Mako Surgical (NSDQ:MAKO) won an injunction restricting a former sales executive’s ability to work for rival Blue Belt Technologies in a breach of contract lawsuit leveled between the robotic surgery companies.
Ft. Lauderdale-based Mako sued Blue Belt and Gellman in February, alleging that they breached his contract, including non-competition and non-disclosure pacts, according to court documents. Blue Belt allegedly targeted rival companies’ sales managers, according to the documents, which also accuse Gellman of stealing trade secrets.
Pittsburgh-based Blue Belt announced Gellman’s hiring in early February, after about 2½ years as a Mako sales VP.
Last week Judge James Cohn of the U.S. District Court for Southern Florida barred Gellman from working for Blue Belt for most of the summer and restricted him to an internal role, with no contact with customers, until the fall. The injunction then restricts Gellman to covering Blue Belt’s West Coast territory from Oct. 1 until Jan. 1, 2014, according to the documents.
Gellman and Blue Belt must further attest, under threat of perjury charges, that they’ve taken steps to comply with the court’s order, according to the documents.
"MAKO is pleased with the sweeping and substantial injunctive relief we obtained on an expedited basis," Mako president & CEO Dr. Maurice Ferré said in prepared remarks. "We will remain vigilant in protecting the substantial investments made in becoming the leader in the field of robotically assisted orthopedic surgery."
Blue Belt CEO Eric Timko remained unapologetic.
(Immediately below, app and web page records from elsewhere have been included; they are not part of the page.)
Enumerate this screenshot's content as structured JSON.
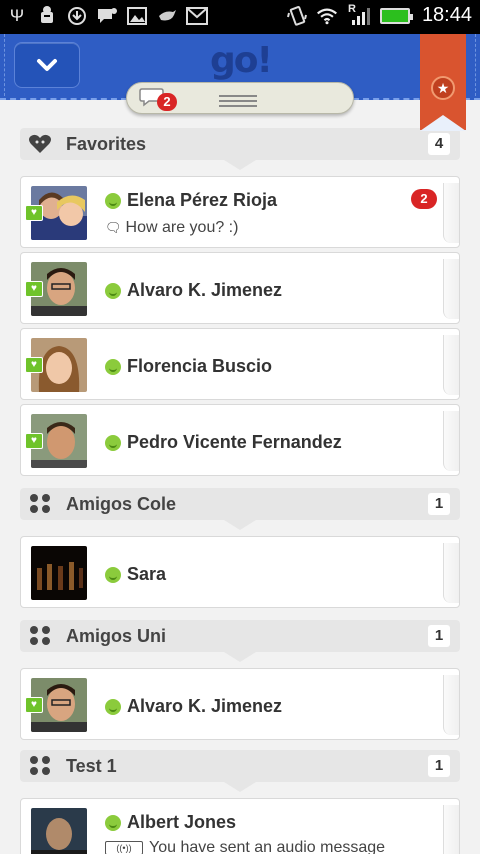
{
  "status_bar": {
    "time": "18:44",
    "signal_label": "R"
  },
  "header": {
    "logo": "go!"
  },
  "tab_bar": {
    "chat_badge": "2"
  },
  "groups": [
    {
      "name": "Favorites",
      "count": "4",
      "contacts": [
        {
          "name": "Elena Pérez Rioja",
          "message": "How are you? :)",
          "badge": "2"
        },
        {
          "name": "Alvaro K. Jimenez"
        },
        {
          "name": "Florencia Buscio"
        },
        {
          "name": "Pedro Vicente Fernandez"
        }
      ]
    },
    {
      "name": "Amigos Cole",
      "count": "1",
      "contacts": [
        {
          "name": "Sara"
        }
      ]
    },
    {
      "name": "Amigos Uni",
      "count": "1",
      "contacts": [
        {
          "name": "Alvaro K. Jimenez"
        }
      ]
    },
    {
      "name": "Test 1",
      "count": "1",
      "contacts": [
        {
          "name": "Albert Jones",
          "message": "You have sent an audio message"
        }
      ]
    }
  ],
  "colors": {
    "header_blue": "#2f5dc4",
    "ribbon": "#d9542f",
    "online_green": "#8bcb3c",
    "badge_red": "#d92525"
  }
}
"We believe that this lawsuit was without merit and Mako failed to prove that Blue Belt engaged in any wrongdoing. In fact, Mako failed to substantiate many of the allegations it made in its complaint and we are confident that Blue Belt would have prevailed had the litigation continued," Timko said in a statement. "At the same time, however, Blue Belt determined that it is in our best interest to compete with Mako by selling our new robotic technology in the marketplace, instead of competing in the courtroom, where no surgeon or patient can benefit. We have established great momentum since officially launching NavioPFS in the United States. We fully expect to continue rapidly expanding our presence in the marketplace as more physicians and hospitals see the benefits that NavioPFS can bring to their patients and facilities at an economically friendly price point."
It’s not the only lawsuit involving a Blue Belt sales hire. Last month a federal judge in Michigan barred ex-Stryker marketing director James Bruty from attending the annual American Academy of Orthopedic Surgeons conference.